So that’s about it. If you’re inspired to join Women Who Sail, please send a message- we’ll chat it up and I’ll see if I can get you in! Maybe you’re inspired to start a group of your own, you gents you, who seek to raise the level of conversation or who maybe want to stay in touch, easily, with people you meet or with acquaintances of acquaintances.
Well, here we are. In the photo above you see various cushions, bags, handy tool holders, a dog bed, some repaired dodgers, and a couple o’ flags.
Not enough flags. DARNIT.
About midday today, even though I’m tired from a full week of focusing on this, I was really wishing we could have three more days of this class. I feel like I’ve only just started understanding all the mistakes I’ve been making with the machines so I can get more sewing done than fixing. Less ripped seams by the end of the week, less feelings of being out of control or that the sewing machine was going to eat my hand, or worse yet, eat my project. HA!
It’s one thing, and a good thing, to learn something on your own but classroom learning is the way for me. I envy the people who can read about knotwork and splicing rope and all that jazz who can learn straight from the book. That’s just not me. And like a lot of people who have been out of school for a while, I figured for a long time that if I couldn’t learn something on my own from a book, then maybe I just didn’t get it or wasn’t going to be good at it anyhow. I’ve changed my tune on that, thankfully.
All in all I made a couple of salty-lookin’ canvas bags, a spirited pennant flag, a darn fancy cover for a flotation cushion, and I repaired the beat dodger, possibly giving it another season’s worth of oomph.
I also learned how to wield a seam-ripper like a champ, but then again, I’ve always said my epitaph will most likely be, “SHE WAS A GOOD SPORT.”
If you could take a class, what would it be?
I have, in all seriousness, been thinking about making this one simple thing since about a year ago. A whole year of pulling in somewhere close to a boatyard and not even thinking of asking someone for some flag material and some insignia cloth. A whole year of excuses and procrastination, but I’m telling you, when I got the “MIMI” from MIMI ROSE onto this little shiny red thing that I sewed, I was in the corner of the sail loft, grinning at it. I was completely beaming right at this inanimate object.

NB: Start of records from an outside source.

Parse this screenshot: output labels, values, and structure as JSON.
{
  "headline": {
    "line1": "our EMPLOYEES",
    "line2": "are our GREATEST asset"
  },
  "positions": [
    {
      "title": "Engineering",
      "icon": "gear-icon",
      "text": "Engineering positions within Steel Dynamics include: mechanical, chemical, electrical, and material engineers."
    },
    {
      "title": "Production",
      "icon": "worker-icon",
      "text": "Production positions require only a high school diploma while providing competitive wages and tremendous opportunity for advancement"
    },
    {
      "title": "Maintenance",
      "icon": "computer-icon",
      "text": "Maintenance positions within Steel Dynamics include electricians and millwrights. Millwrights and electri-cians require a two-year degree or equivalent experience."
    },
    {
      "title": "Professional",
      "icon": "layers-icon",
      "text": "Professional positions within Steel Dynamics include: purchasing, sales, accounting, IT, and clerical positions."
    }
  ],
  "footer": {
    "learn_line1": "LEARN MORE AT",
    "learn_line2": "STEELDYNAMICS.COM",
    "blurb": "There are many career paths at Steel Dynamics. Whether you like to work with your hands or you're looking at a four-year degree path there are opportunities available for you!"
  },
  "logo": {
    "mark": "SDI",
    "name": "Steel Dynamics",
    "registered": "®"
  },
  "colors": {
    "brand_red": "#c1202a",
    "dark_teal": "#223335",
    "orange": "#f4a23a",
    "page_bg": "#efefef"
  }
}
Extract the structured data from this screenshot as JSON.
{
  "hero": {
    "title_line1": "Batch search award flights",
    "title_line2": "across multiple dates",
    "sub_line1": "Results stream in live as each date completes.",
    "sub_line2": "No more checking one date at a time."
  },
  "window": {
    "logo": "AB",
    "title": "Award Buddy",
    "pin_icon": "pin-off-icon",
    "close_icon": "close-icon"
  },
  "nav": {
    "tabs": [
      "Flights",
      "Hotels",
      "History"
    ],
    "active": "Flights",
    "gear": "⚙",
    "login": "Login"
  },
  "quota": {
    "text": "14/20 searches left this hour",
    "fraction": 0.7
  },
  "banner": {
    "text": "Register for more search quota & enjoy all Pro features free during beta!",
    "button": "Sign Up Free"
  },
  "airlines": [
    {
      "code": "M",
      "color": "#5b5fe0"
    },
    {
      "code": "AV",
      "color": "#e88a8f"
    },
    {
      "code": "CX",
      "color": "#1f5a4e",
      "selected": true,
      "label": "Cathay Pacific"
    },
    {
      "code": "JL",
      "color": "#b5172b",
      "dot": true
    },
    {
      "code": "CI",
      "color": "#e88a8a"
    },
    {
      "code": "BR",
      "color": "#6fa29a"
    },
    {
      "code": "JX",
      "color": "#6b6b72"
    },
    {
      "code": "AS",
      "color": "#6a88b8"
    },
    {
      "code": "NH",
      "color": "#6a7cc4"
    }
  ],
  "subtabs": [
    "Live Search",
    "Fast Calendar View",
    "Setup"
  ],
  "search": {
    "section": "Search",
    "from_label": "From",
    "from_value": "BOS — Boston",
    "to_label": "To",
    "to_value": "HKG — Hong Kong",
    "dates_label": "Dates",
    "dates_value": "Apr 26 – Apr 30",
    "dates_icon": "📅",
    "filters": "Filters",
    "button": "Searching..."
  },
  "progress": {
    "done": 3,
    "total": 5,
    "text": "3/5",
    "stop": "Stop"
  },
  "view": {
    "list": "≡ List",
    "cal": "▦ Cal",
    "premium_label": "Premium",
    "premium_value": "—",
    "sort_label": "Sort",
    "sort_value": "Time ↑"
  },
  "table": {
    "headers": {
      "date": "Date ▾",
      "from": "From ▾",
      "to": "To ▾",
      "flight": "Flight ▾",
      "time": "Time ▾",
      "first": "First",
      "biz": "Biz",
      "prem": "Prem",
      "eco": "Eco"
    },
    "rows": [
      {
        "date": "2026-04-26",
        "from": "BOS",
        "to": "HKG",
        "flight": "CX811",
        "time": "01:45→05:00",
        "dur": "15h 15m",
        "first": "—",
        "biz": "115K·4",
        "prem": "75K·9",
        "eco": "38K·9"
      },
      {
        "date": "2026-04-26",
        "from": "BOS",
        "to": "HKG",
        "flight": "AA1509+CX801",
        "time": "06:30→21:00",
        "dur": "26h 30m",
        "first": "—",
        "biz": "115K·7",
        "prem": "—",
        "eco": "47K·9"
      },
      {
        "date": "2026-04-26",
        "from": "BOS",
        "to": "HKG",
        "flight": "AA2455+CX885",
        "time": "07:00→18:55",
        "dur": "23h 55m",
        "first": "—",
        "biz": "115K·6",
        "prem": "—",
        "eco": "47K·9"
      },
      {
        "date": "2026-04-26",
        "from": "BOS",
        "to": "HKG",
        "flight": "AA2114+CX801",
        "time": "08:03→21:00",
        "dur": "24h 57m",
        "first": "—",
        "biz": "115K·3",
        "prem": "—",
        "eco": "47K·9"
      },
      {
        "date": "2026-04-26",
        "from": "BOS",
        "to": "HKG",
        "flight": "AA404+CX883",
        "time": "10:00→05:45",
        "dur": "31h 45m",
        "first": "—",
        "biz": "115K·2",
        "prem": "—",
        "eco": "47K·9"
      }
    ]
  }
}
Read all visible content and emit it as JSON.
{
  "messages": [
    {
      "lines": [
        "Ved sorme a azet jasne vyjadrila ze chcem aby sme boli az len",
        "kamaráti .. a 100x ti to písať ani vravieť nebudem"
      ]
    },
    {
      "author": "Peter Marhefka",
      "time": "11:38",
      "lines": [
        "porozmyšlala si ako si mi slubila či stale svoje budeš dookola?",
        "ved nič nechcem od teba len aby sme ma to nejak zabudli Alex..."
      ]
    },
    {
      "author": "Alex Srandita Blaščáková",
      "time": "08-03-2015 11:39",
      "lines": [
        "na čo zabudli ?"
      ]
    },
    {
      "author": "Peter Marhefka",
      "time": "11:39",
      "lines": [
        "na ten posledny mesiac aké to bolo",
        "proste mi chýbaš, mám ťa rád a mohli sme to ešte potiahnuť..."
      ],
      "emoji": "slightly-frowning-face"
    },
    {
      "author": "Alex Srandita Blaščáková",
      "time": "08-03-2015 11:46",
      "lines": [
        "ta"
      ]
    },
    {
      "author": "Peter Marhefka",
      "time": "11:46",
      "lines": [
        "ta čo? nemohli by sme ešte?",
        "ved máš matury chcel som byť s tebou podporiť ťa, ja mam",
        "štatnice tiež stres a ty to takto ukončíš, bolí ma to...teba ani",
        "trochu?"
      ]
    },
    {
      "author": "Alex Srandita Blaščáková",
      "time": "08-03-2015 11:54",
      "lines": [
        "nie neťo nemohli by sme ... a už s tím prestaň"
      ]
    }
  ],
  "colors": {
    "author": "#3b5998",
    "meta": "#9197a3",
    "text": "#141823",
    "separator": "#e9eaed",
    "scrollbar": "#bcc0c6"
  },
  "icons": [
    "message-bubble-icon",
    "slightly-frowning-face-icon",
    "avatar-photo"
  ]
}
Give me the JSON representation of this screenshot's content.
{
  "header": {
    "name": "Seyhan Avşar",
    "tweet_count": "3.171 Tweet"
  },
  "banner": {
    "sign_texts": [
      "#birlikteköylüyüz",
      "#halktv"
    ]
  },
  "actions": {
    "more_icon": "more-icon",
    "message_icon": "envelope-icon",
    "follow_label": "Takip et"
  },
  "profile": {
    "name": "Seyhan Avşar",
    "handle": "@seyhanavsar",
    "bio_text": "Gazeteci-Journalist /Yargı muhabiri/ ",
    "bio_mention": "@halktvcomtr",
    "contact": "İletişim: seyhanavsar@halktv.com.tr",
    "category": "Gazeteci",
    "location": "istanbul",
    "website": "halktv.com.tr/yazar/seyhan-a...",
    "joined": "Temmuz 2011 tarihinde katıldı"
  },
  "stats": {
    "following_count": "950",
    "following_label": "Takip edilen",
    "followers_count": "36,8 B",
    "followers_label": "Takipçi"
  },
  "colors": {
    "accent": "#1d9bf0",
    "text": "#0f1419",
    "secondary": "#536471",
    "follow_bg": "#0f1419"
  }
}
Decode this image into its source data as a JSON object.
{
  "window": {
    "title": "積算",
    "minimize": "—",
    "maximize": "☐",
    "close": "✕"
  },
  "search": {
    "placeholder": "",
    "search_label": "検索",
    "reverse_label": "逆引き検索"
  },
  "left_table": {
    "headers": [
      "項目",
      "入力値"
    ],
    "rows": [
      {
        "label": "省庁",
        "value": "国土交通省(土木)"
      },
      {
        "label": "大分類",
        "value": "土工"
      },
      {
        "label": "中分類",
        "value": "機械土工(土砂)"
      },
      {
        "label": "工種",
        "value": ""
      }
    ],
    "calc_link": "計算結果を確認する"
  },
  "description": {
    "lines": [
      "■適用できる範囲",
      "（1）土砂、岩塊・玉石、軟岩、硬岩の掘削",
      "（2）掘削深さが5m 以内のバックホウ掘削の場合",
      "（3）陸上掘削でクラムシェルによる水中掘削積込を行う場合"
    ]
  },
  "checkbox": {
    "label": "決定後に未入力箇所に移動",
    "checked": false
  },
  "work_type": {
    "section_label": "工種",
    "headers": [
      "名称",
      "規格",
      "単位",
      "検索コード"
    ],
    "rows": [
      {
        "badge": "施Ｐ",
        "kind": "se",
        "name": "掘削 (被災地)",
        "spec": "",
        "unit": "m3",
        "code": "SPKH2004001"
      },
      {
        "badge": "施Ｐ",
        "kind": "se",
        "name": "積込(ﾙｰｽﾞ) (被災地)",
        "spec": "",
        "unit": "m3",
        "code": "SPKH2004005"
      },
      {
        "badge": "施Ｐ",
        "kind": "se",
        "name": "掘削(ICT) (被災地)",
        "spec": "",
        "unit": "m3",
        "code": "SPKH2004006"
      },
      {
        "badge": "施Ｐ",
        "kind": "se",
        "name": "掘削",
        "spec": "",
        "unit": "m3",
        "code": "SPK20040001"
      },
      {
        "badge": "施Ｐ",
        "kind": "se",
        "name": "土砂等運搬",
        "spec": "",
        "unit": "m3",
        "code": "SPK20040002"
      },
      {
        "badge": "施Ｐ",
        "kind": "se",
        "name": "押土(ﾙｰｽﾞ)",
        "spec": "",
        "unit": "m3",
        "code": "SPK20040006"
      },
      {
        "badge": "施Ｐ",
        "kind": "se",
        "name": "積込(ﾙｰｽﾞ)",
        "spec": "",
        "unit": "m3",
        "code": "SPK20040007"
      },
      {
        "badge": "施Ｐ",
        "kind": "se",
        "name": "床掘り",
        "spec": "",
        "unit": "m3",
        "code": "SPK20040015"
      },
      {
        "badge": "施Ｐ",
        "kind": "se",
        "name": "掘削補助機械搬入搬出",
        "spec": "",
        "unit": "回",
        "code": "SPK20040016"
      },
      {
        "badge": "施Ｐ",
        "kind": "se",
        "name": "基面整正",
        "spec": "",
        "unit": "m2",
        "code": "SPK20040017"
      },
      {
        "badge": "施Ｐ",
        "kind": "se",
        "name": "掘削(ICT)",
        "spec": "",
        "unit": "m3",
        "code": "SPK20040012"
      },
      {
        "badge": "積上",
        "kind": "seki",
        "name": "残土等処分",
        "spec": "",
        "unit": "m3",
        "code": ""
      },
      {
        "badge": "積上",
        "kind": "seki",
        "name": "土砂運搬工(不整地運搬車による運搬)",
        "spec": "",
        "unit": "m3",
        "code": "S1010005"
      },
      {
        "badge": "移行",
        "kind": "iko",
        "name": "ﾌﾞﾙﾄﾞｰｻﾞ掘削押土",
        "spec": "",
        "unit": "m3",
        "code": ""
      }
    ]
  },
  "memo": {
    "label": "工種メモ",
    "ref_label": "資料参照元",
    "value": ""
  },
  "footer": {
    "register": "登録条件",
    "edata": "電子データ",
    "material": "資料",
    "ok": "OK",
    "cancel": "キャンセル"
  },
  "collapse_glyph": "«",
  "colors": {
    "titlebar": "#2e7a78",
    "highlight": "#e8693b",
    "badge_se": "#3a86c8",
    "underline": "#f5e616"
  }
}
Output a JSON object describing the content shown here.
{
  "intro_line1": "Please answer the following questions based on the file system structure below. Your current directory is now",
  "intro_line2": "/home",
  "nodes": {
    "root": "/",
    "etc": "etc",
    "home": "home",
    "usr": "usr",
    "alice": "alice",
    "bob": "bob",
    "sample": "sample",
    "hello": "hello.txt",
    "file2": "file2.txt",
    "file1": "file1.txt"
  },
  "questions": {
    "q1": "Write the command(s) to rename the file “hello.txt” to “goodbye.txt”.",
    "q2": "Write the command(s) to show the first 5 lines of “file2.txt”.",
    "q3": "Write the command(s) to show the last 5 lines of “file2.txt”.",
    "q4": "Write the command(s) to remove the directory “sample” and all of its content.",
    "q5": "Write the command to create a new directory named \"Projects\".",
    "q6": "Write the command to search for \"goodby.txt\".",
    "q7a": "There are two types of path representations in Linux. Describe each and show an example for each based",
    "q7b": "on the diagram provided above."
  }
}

I love flags and have a nice collection of them aboard. I love them because they invite conversation. Yacht club burgees say something about where you’re from or what you’re proud of. Our SSCA burgee says we’re proud to be a part of such a great organization and that we’d like to meet more members. Letter flags, spelling the name of a guest aboard, makes them feel so special. At the new year I hoisted up the four flags needed to proclaim “2013.”
They’re a moving decoration, alive with motion and bright in color. They’re attention-grabbers, and I suppose their land-based counterpart would be a brightly colored front door that says, “HELLO! YES PLEASE, WE’D LIKE TO SEE YOU, COME ON BY!
And that’s what this hot little number is. I made this at Woodenboat School and am so proud of it. Read more about Woodenboat here.